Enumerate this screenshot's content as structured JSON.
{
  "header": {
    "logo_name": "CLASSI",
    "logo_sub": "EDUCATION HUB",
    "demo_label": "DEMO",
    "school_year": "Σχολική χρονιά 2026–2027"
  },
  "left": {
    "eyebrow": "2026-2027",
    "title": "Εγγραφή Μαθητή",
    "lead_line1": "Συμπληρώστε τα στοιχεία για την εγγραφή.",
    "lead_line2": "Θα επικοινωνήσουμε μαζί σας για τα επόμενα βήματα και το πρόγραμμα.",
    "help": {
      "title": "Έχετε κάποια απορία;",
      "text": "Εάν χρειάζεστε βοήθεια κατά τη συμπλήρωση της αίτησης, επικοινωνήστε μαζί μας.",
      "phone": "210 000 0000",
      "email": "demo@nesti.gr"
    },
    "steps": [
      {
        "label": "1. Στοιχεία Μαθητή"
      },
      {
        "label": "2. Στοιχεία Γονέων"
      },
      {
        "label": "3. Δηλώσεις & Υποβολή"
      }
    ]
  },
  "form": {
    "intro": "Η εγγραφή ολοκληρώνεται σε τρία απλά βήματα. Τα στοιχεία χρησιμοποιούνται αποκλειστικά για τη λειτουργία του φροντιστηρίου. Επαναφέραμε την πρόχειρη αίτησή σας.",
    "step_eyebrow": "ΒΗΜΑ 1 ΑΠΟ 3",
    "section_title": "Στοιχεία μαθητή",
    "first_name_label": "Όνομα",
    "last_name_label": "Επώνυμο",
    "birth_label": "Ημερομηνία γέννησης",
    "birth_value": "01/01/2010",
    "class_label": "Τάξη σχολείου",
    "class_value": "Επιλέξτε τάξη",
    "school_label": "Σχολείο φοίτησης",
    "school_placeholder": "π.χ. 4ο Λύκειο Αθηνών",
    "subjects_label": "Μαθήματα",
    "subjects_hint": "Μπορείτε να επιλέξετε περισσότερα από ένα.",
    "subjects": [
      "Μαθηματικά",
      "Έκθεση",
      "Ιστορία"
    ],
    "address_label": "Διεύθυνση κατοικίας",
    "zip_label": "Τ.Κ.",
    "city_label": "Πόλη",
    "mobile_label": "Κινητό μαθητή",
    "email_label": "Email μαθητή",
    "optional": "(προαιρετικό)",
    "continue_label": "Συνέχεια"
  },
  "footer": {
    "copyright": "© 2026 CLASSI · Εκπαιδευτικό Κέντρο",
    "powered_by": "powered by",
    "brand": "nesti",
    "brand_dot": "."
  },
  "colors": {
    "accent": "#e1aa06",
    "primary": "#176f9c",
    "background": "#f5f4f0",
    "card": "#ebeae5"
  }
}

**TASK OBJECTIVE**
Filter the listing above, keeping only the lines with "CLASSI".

**TASK RESPONSE**
    "logo_name": "CLASSI",
    "copyright": "© 2026 CLASSI · Εκπαιδευτικό Κέντρο",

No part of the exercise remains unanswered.